• Directions: Which lines of the listing hold the string "this"? Copy those lines.

________________________________________

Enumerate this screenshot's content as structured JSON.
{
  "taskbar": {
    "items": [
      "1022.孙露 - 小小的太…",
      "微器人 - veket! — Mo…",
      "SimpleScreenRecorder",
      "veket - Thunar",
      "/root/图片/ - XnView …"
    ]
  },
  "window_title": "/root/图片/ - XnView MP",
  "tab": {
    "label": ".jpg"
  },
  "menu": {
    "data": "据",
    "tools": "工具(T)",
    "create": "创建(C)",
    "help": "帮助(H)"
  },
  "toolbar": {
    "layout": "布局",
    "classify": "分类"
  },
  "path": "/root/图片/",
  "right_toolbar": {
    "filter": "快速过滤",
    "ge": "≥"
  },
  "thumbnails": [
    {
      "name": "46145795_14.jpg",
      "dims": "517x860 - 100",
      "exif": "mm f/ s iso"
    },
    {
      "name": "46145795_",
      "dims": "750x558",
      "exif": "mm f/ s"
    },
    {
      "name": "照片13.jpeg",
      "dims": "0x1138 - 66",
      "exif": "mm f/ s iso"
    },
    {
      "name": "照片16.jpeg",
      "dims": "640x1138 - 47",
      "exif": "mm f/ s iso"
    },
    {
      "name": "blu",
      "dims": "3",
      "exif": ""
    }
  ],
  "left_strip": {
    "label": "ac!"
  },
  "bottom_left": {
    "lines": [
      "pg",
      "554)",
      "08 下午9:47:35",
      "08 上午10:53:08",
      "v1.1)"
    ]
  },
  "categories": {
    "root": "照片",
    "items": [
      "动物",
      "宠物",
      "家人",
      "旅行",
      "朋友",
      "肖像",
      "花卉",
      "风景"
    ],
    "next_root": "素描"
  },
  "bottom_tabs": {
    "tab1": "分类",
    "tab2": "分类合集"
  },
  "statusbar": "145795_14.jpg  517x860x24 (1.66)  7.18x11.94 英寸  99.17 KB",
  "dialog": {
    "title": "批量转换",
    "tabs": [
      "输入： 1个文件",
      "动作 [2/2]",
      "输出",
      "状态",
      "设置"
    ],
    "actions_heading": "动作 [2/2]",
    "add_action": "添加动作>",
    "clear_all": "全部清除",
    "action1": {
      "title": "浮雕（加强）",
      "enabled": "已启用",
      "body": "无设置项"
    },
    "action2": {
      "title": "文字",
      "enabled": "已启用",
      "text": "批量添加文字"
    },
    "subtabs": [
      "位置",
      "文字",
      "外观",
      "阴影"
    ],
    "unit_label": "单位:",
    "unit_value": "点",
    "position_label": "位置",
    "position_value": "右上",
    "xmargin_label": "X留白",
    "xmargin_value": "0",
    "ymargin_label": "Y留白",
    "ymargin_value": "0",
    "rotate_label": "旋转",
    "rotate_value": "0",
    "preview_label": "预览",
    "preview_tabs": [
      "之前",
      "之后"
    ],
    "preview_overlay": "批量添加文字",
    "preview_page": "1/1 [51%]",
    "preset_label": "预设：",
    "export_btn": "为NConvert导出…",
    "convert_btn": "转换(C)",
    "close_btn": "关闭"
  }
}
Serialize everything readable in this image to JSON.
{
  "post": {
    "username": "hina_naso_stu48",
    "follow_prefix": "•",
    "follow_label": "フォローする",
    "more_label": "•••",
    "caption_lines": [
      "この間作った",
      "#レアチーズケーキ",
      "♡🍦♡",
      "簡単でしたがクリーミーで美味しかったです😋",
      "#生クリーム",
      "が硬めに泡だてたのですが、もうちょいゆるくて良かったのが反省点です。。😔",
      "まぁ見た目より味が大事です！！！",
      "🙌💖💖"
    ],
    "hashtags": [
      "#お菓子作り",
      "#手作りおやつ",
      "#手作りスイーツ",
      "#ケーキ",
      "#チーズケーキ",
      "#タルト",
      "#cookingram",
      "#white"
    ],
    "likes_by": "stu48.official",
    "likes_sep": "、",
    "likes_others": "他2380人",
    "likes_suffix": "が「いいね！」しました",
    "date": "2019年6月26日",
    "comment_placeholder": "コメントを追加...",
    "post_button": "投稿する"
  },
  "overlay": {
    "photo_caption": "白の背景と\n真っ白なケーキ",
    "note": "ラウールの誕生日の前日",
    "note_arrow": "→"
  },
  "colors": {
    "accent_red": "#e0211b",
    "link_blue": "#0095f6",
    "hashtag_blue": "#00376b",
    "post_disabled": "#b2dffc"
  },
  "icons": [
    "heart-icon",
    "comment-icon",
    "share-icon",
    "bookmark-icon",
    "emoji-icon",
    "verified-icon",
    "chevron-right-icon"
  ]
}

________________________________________

• Answer:
Enumerate this screenshot's content as structured JSON.
Serialize everything readable in this image to JSON.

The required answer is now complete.